EXCERPTED RECORDS below:

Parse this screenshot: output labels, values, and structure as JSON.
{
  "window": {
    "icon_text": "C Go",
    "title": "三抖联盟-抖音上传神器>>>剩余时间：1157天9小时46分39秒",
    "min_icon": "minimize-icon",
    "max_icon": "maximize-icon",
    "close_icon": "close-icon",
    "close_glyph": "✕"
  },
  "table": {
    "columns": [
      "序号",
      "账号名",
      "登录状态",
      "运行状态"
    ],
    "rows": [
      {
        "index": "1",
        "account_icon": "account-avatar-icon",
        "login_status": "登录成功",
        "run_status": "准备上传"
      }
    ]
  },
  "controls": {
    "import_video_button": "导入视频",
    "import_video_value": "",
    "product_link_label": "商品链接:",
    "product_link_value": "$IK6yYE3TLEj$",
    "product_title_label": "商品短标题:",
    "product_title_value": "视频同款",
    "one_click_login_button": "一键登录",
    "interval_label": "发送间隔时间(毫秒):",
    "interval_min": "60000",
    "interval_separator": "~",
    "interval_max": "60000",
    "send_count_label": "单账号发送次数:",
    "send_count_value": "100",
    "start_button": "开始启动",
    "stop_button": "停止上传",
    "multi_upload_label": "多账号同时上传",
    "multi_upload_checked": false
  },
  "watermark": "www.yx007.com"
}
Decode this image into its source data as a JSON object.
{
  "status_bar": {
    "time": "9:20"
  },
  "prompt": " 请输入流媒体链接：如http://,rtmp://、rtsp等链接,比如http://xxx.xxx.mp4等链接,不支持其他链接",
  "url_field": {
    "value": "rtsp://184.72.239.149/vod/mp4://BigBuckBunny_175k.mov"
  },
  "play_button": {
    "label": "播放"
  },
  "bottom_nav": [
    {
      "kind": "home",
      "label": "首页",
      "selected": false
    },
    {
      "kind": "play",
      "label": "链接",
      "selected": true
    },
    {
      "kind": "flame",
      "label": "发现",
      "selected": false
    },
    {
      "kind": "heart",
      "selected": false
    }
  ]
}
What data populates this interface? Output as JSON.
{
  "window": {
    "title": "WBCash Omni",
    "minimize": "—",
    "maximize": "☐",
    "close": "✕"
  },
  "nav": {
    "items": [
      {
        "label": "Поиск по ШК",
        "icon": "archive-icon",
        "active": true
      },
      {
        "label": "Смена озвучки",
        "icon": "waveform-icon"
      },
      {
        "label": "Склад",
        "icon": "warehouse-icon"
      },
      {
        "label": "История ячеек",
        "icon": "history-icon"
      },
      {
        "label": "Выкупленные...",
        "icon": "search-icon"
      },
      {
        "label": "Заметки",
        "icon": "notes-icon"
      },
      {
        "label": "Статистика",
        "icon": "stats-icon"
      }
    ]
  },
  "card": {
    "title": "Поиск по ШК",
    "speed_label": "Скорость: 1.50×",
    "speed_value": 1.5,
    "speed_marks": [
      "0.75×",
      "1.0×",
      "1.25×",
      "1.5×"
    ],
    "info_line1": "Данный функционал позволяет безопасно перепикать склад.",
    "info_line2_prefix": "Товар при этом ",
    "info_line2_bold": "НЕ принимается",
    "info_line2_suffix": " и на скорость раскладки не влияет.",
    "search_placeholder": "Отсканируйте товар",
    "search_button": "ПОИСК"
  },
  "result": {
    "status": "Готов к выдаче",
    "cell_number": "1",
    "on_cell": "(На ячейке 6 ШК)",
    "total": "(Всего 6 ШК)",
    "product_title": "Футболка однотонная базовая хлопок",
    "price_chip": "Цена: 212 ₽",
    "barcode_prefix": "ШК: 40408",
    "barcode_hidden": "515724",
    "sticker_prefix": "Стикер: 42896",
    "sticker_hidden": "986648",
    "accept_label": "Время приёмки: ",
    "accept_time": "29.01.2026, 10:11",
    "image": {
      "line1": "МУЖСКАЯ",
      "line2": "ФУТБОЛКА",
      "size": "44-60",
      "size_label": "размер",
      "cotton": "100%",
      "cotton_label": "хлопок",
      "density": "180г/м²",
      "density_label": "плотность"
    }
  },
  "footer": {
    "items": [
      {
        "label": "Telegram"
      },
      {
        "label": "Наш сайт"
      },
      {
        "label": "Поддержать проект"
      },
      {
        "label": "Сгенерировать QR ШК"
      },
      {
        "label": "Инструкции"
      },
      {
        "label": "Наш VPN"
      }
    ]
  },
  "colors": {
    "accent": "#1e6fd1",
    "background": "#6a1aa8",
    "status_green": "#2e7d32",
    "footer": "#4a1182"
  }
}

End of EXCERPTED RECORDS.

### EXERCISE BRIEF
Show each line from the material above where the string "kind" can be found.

### TASK ANSWER
      "kind": "home",
      "kind": "play",
      "kind": "flame",
      "kind": "heart",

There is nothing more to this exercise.